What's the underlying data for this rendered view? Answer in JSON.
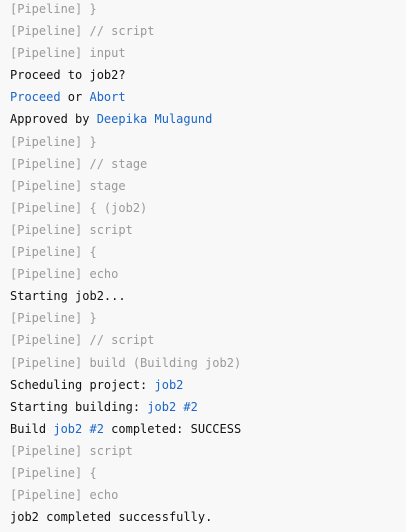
{
  "console": {
    "lines": [
      {
        "kind": "pipeline",
        "text": "[Pipeline] }"
      },
      {
        "kind": "pipeline",
        "text": "[Pipeline] // script"
      },
      {
        "kind": "pipeline",
        "text": "[Pipeline] input"
      },
      {
        "kind": "output",
        "text": "Proceed to job2?"
      },
      {
        "kind": "input-prompt",
        "proceed_link": "Proceed",
        "or_text": " or ",
        "abort_link": "Abort"
      },
      {
        "kind": "approval",
        "prefix": "Approved by ",
        "user_link": "Deepika Mulagund"
      },
      {
        "kind": "pipeline",
        "text": "[Pipeline] }"
      },
      {
        "kind": "pipeline",
        "text": "[Pipeline] // stage"
      },
      {
        "kind": "pipeline",
        "text": "[Pipeline] stage"
      },
      {
        "kind": "pipeline",
        "text": "[Pipeline] { (job2)"
      },
      {
        "kind": "pipeline",
        "text": "[Pipeline] script"
      },
      {
        "kind": "pipeline",
        "text": "[Pipeline] {"
      },
      {
        "kind": "pipeline",
        "text": "[Pipeline] echo"
      },
      {
        "kind": "output",
        "text": "Starting job2..."
      },
      {
        "kind": "pipeline",
        "text": "[Pipeline] }"
      },
      {
        "kind": "pipeline",
        "text": "[Pipeline] // script"
      },
      {
        "kind": "pipeline",
        "text": "[Pipeline] build (Building job2)"
      },
      {
        "kind": "scheduling",
        "prefix": "Scheduling project: ",
        "project_link": "job2"
      },
      {
        "kind": "starting-build",
        "prefix": "Starting building: ",
        "build_link": "job2 #2"
      },
      {
        "kind": "build-result",
        "prefix": "Build ",
        "build_link": "job2 #2",
        "suffix": " completed: SUCCESS"
      },
      {
        "kind": "pipeline",
        "text": "[Pipeline] script"
      },
      {
        "kind": "pipeline",
        "text": "[Pipeline] {"
      },
      {
        "kind": "pipeline",
        "text": "[Pipeline] echo"
      },
      {
        "kind": "output",
        "text": "job2 completed successfully."
      }
    ]
  },
  "colors": {
    "background": "#f8f8f8",
    "pipeline_text": "#9a9a9a",
    "output_text": "#111111",
    "link": "#1a66c9"
  }
}
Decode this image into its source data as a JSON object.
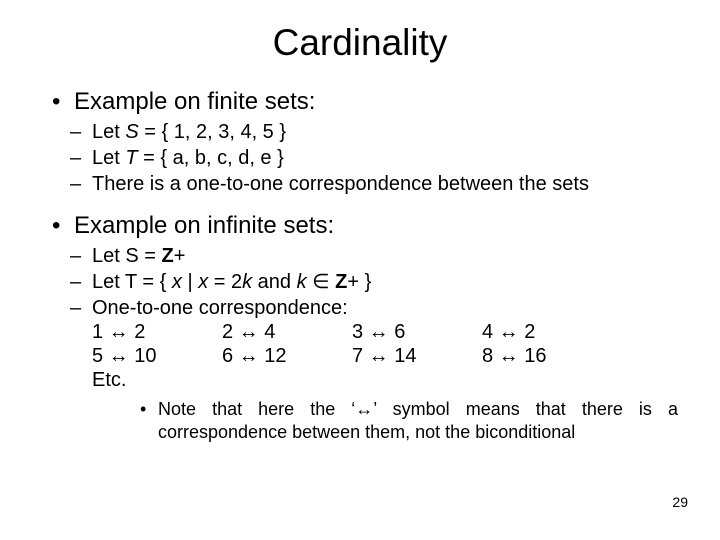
{
  "title": "Cardinality",
  "bullet1": "Example on finite sets:",
  "sub1a_pre": "Let ",
  "sub1a_S": "S",
  "sub1a_post": " = { 1, 2, 3, 4, 5 }",
  "sub1b_pre": "Let ",
  "sub1b_T": "T",
  "sub1b_post": " = { a, b, c, d, e }",
  "sub1c": "There is a one-to-one correspondence between the sets",
  "bullet2": "Example on infinite sets:",
  "sub2a_pre": "Let S = ",
  "sub2a_Z": "Z",
  "sub2a_post": "+",
  "sub2b_pre": "Let T = { ",
  "sub2b_x": "x",
  "sub2b_mid1": " | ",
  "sub2b_x2": "x",
  "sub2b_mid2": " = 2",
  "sub2b_k": "k",
  "sub2b_mid3": " and ",
  "sub2b_k2": "k",
  "sub2b_in": " ∈ ",
  "sub2b_Z": "Z",
  "sub2b_post": "+ }",
  "sub2c": "One-to-one correspondence:",
  "map": {
    "r1c1": "1 ↔ 2",
    "r1c2": "2 ↔ 4",
    "r1c3": "3 ↔ 6",
    "r1c4": "4 ↔ 2",
    "r2c1": "5 ↔ 10",
    "r2c2": "6 ↔ 12",
    "r2c3": "7 ↔ 14",
    "r2c4": "8 ↔ 16"
  },
  "etc": "Etc.",
  "note": "Note that here the ‘↔’ symbol means that there is a correspondence between them, not the biconditional",
  "page": "29"
}
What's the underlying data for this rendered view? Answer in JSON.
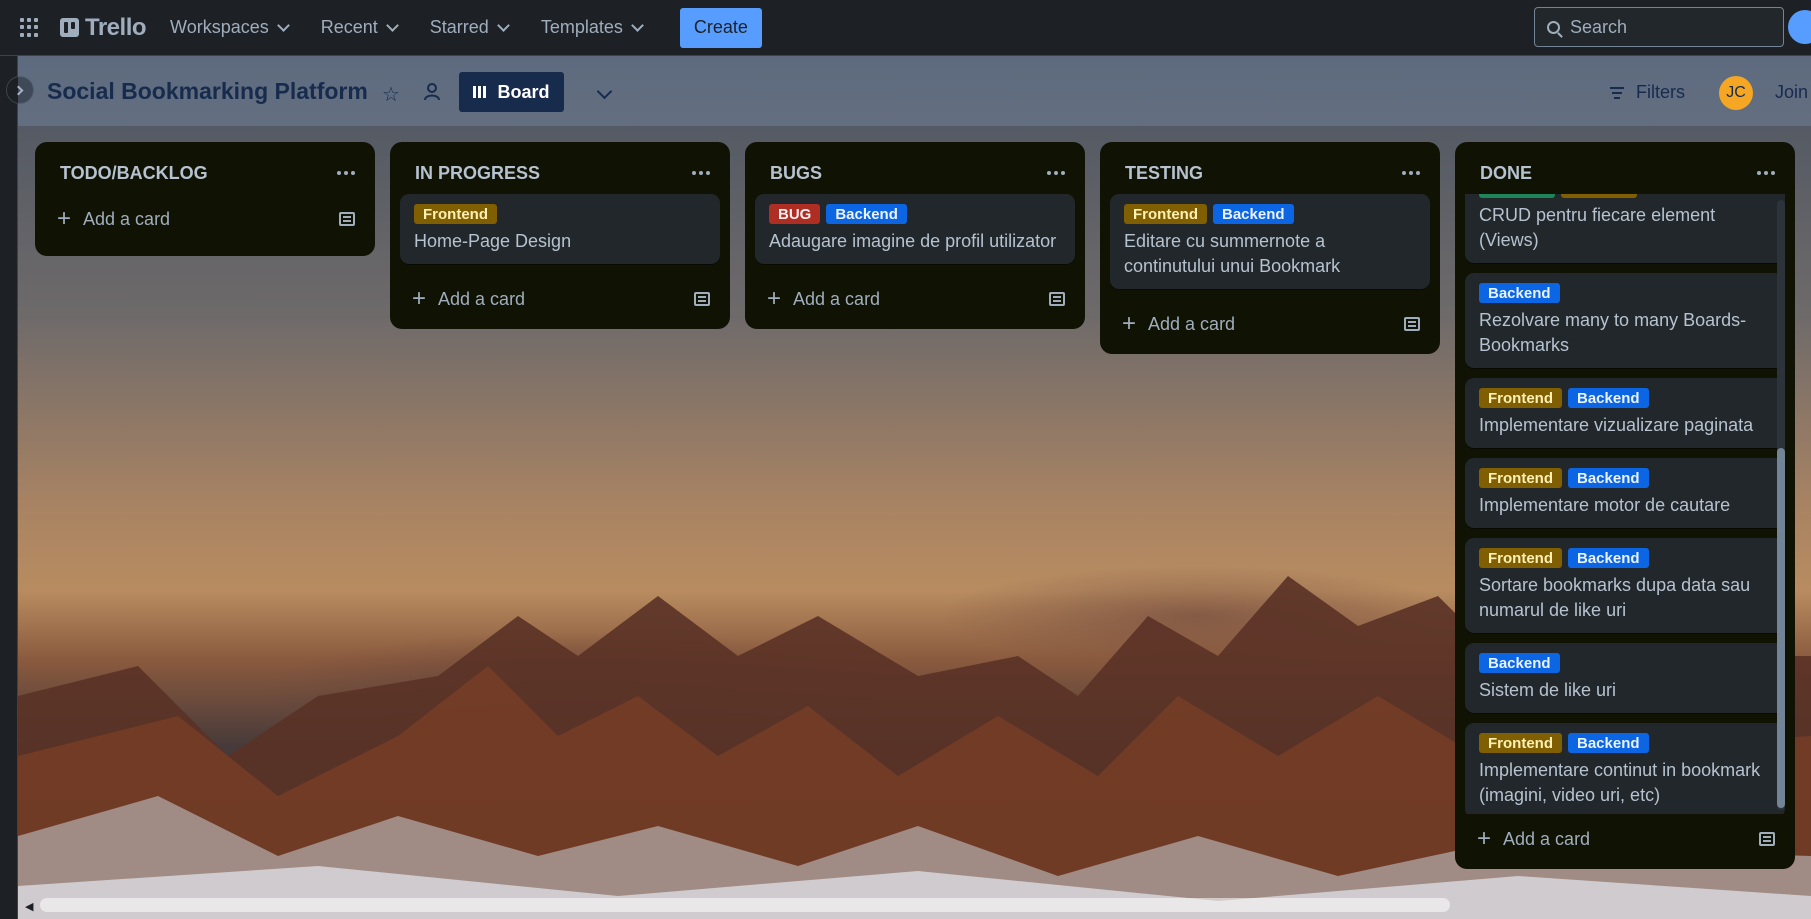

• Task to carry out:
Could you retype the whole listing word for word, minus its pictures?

• Reply:
What's the underlying data for this rendered view? Answer in JSON.
{
  "console": {
    "lines": [
      {
        "kind": "pipeline",
        "text": "[Pipeline] }"
      },
      {
        "kind": "pipeline",
        "text": "[Pipeline] // script"
      },
      {
        "kind": "pipeline",
        "text": "[Pipeline] input"
      },
      {
        "kind": "output",
        "text": "Proceed to job2?"
      },
      {
        "kind": "input-prompt",
        "proceed_link": "Proceed",
        "or_text": " or ",
        "abort_link": "Abort"
      },
      {
        "kind": "approval",
        "prefix": "Approved by ",
        "user_link": "Deepika Mulagund"
      },
      {
        "kind": "pipeline",
        "text": "[Pipeline] }"
      },
      {
        "kind": "pipeline",
        "text": "[Pipeline] // stage"
      },
      {
        "kind": "pipeline",
        "text": "[Pipeline] stage"
      },
      {
        "kind": "pipeline",
        "text": "[Pipeline] { (job2)"
      },
      {
        "kind": "pipeline",
        "text": "[Pipeline] script"
      },
      {
        "kind": "pipeline",
        "text": "[Pipeline] {"
      },
      {
        "kind": "pipeline",
        "text": "[Pipeline] echo"
      },
      {
        "kind": "output",
        "text": "Starting job2..."
      },
      {
        "kind": "pipeline",
        "text": "[Pipeline] }"
      },
      {
        "kind": "pipeline",
        "text": "[Pipeline] // script"
      },
      {
        "kind": "pipeline",
        "text": "[Pipeline] build (Building job2)"
      },
      {
        "kind": "scheduling",
        "prefix": "Scheduling project: ",
        "project_link": "job2"
      },
      {
        "kind": "starting-build",
        "prefix": "Starting building: ",
        "build_link": "job2 #2"
      },
      {
        "kind": "build-result",
        "prefix": "Build ",
        "build_link": "job2 #2",
        "suffix": " completed: SUCCESS"
      },
      {
        "kind": "pipeline",
        "text": "[Pipeline] script"
      },
      {
        "kind": "pipeline",
        "text": "[Pipeline] {"
      },
      {
        "kind": "pipeline",
        "text": "[Pipeline] echo"
      },
      {
        "kind": "output",
        "text": "job2 completed successfully."
      }
    ]
  },
  "colors": {
    "background": "#f8f8f8",
    "pipeline_text": "#9a9a9a",
    "output_text": "#111111",
    "link": "#1a66c9"
  }
}
Decode this image into its source data as a JSON object.
{
  "title": "Cardinality",
  "bullet1": "Example on finite sets:",
  "sub1a_pre": "Let ",
  "sub1a_S": "S",
  "sub1a_post": " = { 1, 2, 3, 4, 5 }",
  "sub1b_pre": "Let ",
  "sub1b_T": "T",
  "sub1b_post": " = { a, b, c, d, e }",
  "sub1c": "There is a one-to-one correspondence between the sets",
  "bullet2": "Example on infinite sets:",
  "sub2a_pre": "Let S = ",
  "sub2a_Z": "Z",
  "sub2a_post": "+",
  "sub2b_pre": "Let T = { ",
  "sub2b_x": "x",
  "sub2b_mid1": " | ",
  "sub2b_x2": "x",
  "sub2b_mid2": " = 2",
  "sub2b_k": "k",
  "sub2b_mid3": " and ",
  "sub2b_k2": "k",
  "sub2b_in": " ∈ ",
  "sub2b_Z": "Z",
  "sub2b_post": "+ }",
  "sub2c": "One-to-one correspondence:",
  "map": {
    "r1c1": "1 ↔ 2",
    "r1c2": "2 ↔ 4",
    "r1c3": "3 ↔ 6",
    "r1c4": "4 ↔ 2",
    "r2c1": "5 ↔ 10",
    "r2c2": "6 ↔ 12",
    "r2c3": "7 ↔ 14",
    "r2c4": "8 ↔ 16"
  },
  "etc": "Etc.",
  "note": "Note that here the ‘↔’ symbol means that there is a correspondence between them, not the biconditional",
  "page": "29"
}
What's the underlying data for this rendered view? Answer in JSON.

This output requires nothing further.